A series of talks and workshops have been taking place across the Midlands looking at the potential of the Night-time Economy in the region. The purpose is to start discussions, share ideas, and bring together regional stakeholders from tourism, enterprise, local government and the arts, with the goal of shaping and changing our towns and our region at night. The workshops are intended to shine a light on potential ways of collaborating to make this happen, and also to re-examine just what we mean when we say ‘the night’.
Co-organised by the Midlands Regional Enterprise Plan, Midlands Ireland and Technological University of the Shannon, with County Tourism teams, evening workshops are taking place in the principal towns of the region. International, national and local perspectives are brought together on emerging trends and initiatives in relation to the night-time economy to encourage new programmes, new partnerships and new thinking here in the Midlands.
Tourism opportunities for business, arts and culture
Hosting the workshops are International tourism expert Professor Terry Stevens and Dr. Tony Johnston, Director of Research Development in the Faculty of Business and Hospitality at TUS Athlone. Key to the workshops is defining the meaning of the night time economy, which can be considered to be anything from 6 in the evening until 6 in the morning, going beyond just light or dark. Internationally, it is estimated that up to 60% of tourism spend is incurred between 5pm and 11.30pm, showing the potential of a more rounded evening offering that goes beyond Food and Drink.

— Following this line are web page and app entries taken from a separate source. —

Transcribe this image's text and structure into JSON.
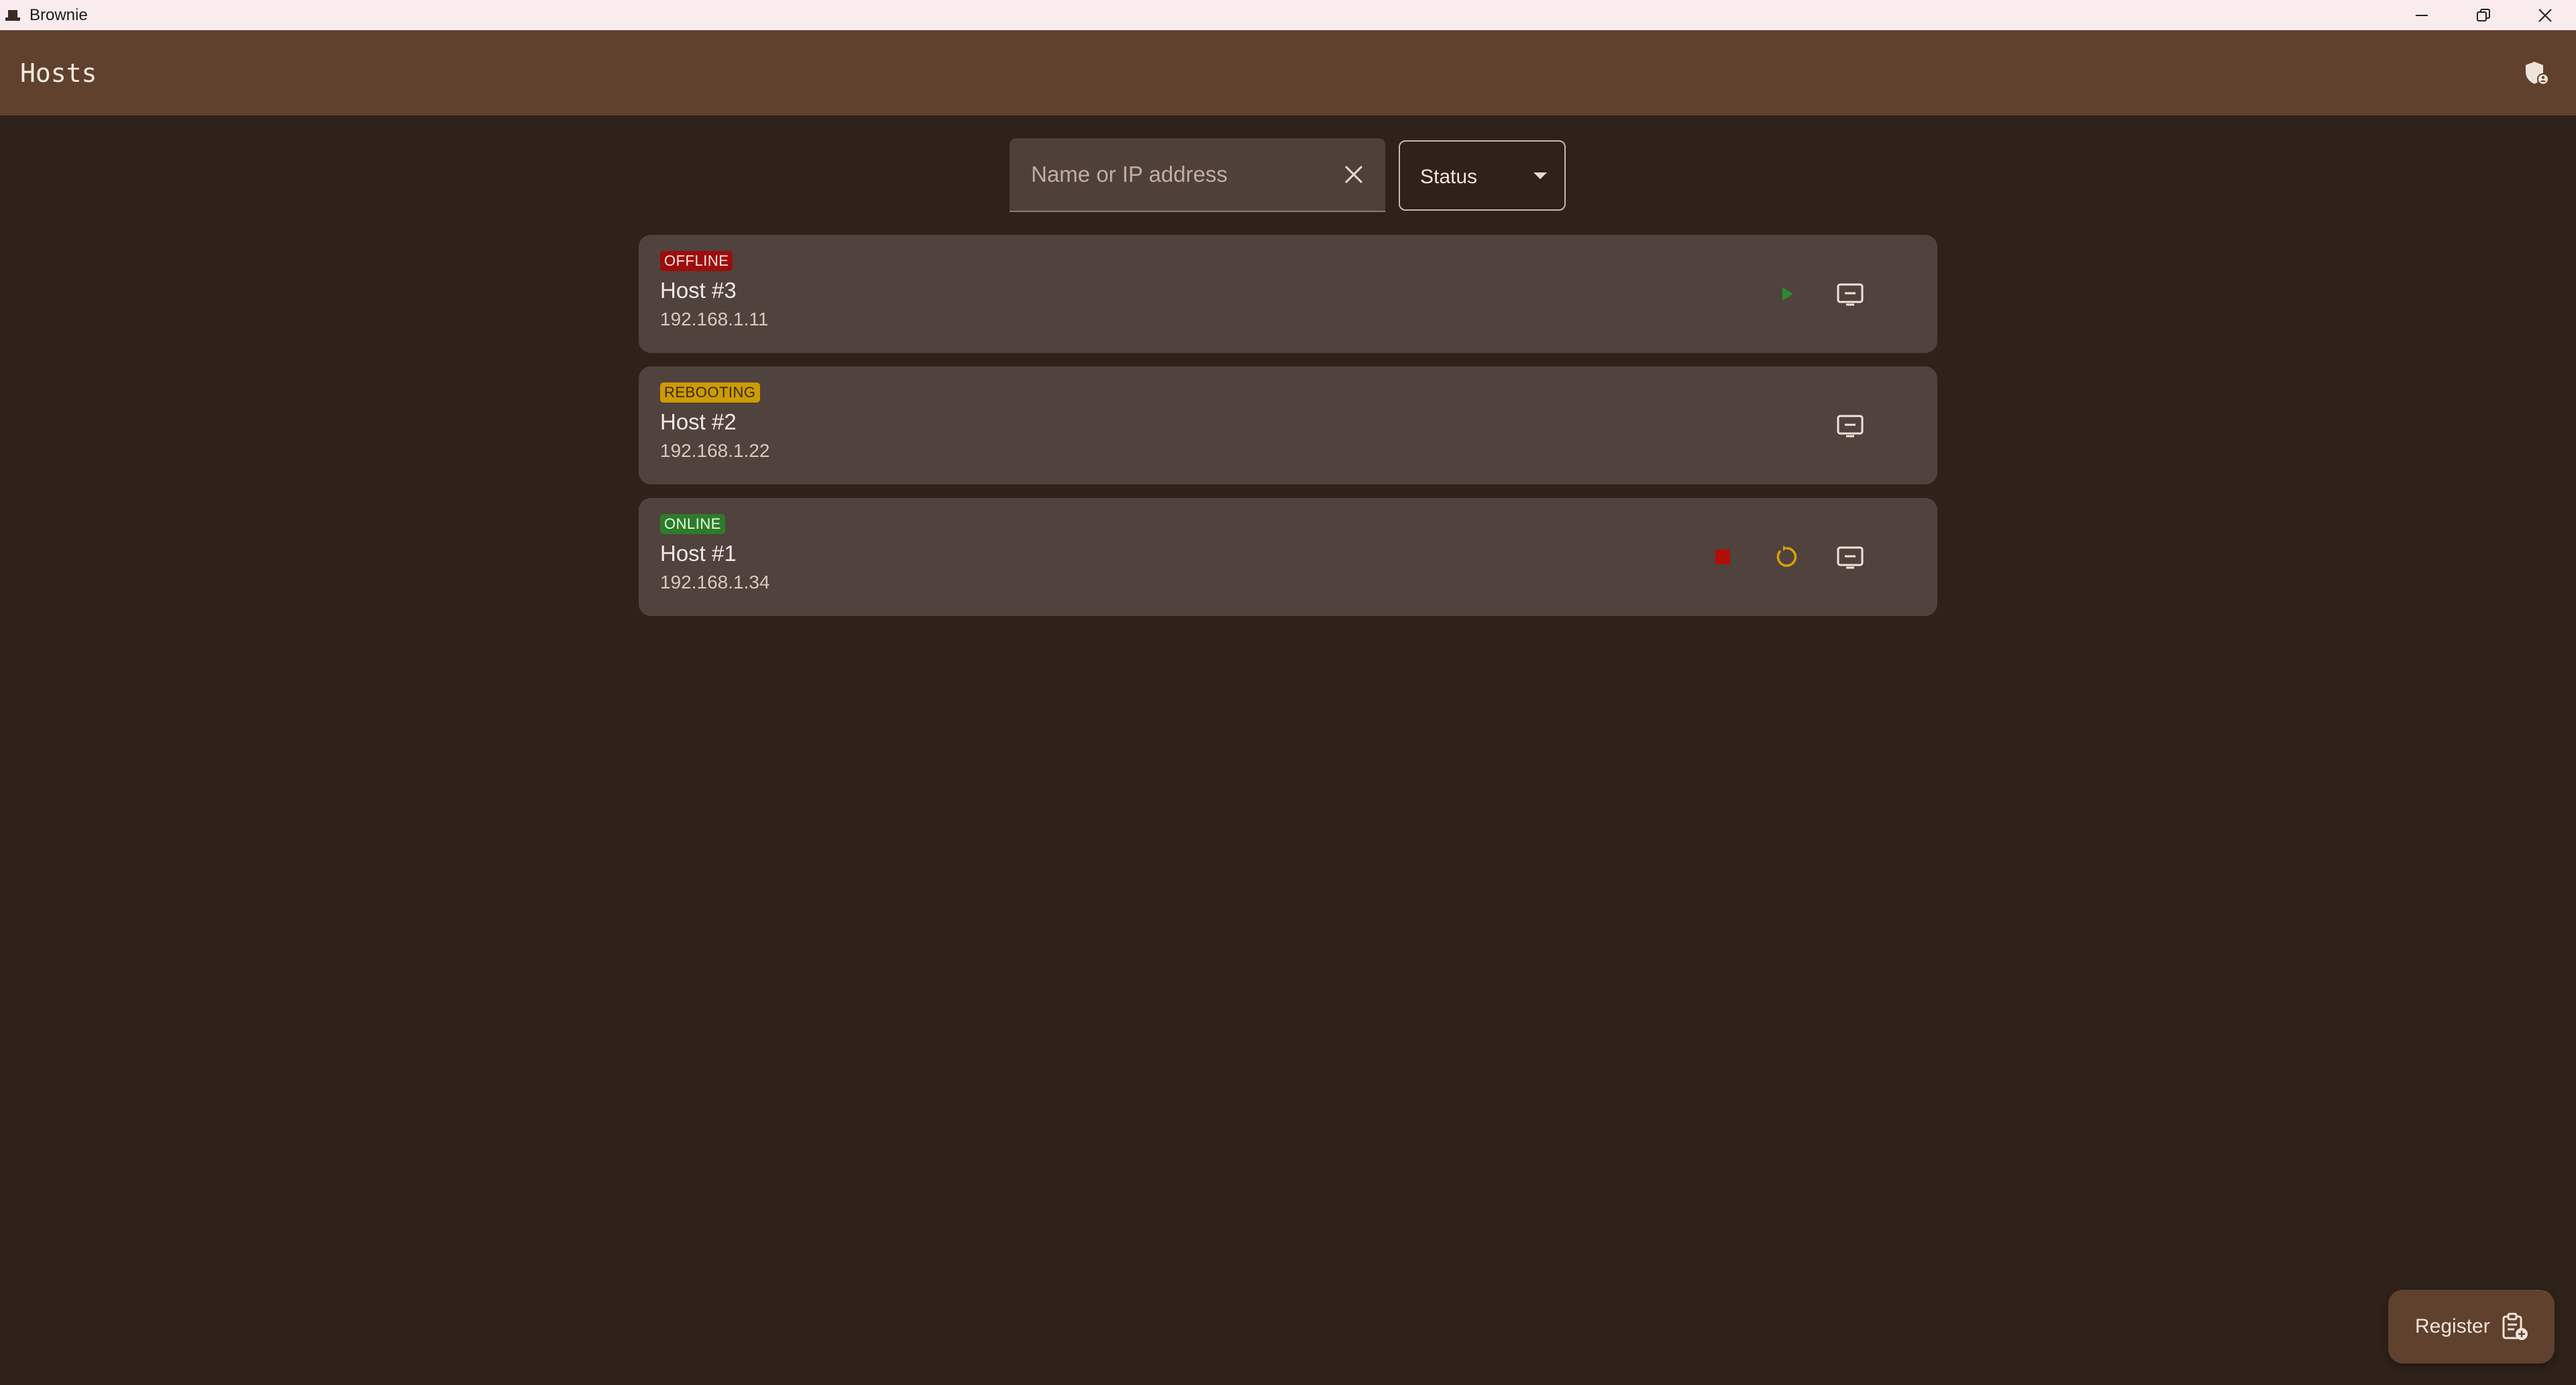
{
  "window": {
    "title": "Brownie",
    "icons": [
      "app-hat-icon",
      "minimize-icon",
      "restore-icon",
      "close-icon"
    ]
  },
  "appbar": {
    "title": "Hosts",
    "action_icon": "admin-shield-icon"
  },
  "filters": {
    "search_placeholder": "Name or IP address",
    "search_value": "",
    "status_label": "Status"
  },
  "hosts": [
    {
      "status": "OFFLINE",
      "name": "Host #3",
      "ip": "192.168.1.11",
      "actions": [
        "start-icon",
        "remote-screen-icon"
      ]
    },
    {
      "status": "REBOOTING",
      "name": "Host #2",
      "ip": "192.168.1.22",
      "actions": [
        "remote-screen-icon"
      ]
    },
    {
      "status": "ONLINE",
      "name": "Host #1",
      "ip": "192.168.1.34",
      "actions": [
        "stop-icon",
        "restart-icon",
        "remote-screen-icon"
      ]
    }
  ],
  "register": {
    "label": "Register",
    "icon": "register-clipboard-icon"
  },
  "colors": {
    "background": "#2e221b",
    "appbar": "#60412d",
    "card": "#50423c",
    "offline": "#9c0d0b",
    "rebooting": "#cd9b05",
    "online": "#2e7b2b"
  }
}
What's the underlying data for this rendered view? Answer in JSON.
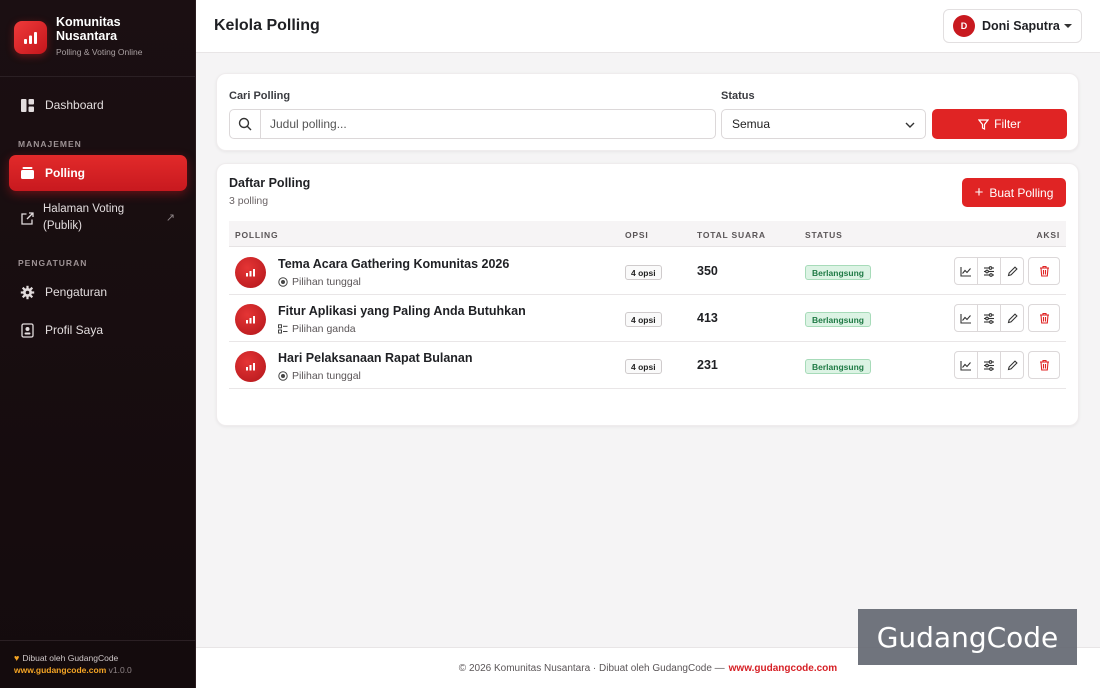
{
  "brand": {
    "name_line1": "Komunitas",
    "name_line2": "Nusantara",
    "tagline": "Polling & Voting Online"
  },
  "sidebar": {
    "dashboard": "Dashboard",
    "section_manage": "MANAJEMEN",
    "polling": "Polling",
    "public_voting_line1": "Halaman Voting",
    "public_voting_line2": "(Publik)",
    "section_settings": "PENGATURAN",
    "settings": "Pengaturan",
    "profile": "Profil Saya",
    "footer_made": "Dibuat oleh GudangCode",
    "footer_url": "www.gudangcode.com",
    "footer_version": "v1.0.0"
  },
  "header": {
    "title": "Kelola Polling",
    "user_initial": "D",
    "user_name": "Doni Saputra"
  },
  "filters": {
    "search_label": "Cari Polling",
    "search_placeholder": "Judul polling...",
    "status_label": "Status",
    "status_value": "Semua",
    "filter_button": "Filter"
  },
  "list": {
    "title": "Daftar Polling",
    "count": "3 polling",
    "create_button": "Buat Polling",
    "columns": {
      "polling": "POLLING",
      "options": "OPSI",
      "votes": "TOTAL SUARA",
      "status": "STATUS",
      "actions": "AKSI"
    },
    "rows": [
      {
        "title": "Tema Acara Gathering Komunitas 2026",
        "type": "Pilihan tunggal",
        "type_icon": "radio-icon",
        "options": "4 opsi",
        "votes": "350",
        "status": "Berlangsung"
      },
      {
        "title": "Fitur Aplikasi yang Paling Anda Butuhkan",
        "type": "Pilihan ganda",
        "type_icon": "checklist-icon",
        "options": "4 opsi",
        "votes": "413",
        "status": "Berlangsung"
      },
      {
        "title": "Hari Pelaksanaan Rapat Bulanan",
        "type": "Pilihan tunggal",
        "type_icon": "radio-icon",
        "options": "4 opsi",
        "votes": "231",
        "status": "Berlangsung"
      }
    ]
  },
  "footer": {
    "text": "© 2026 Komunitas Nusantara · Dibuat oleh GudangCode —",
    "link": "www.gudangcode.com"
  },
  "watermark": "GudangCode",
  "colors": {
    "accent": "#e02424",
    "sidebar_bg": "#1b0f12",
    "status_bg": "#dcf3e4",
    "status_text": "#1f7a45",
    "footer_link": "#f5a524"
  }
}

The opportunities for the Midlands region vary from increased business, arts and cultural offerings in our towns in the evenings, to the potential for Dark Skies tourism in our more rural areas at night. The workshop series is intended as a starting point in developing a night time economy strategy for the Midlands, fostering innovation and collaborative thinking from stakeholders across the region to develop unique offerings for residents and tourists alike which reimagine our towns and natural amenities once the light begins to fade.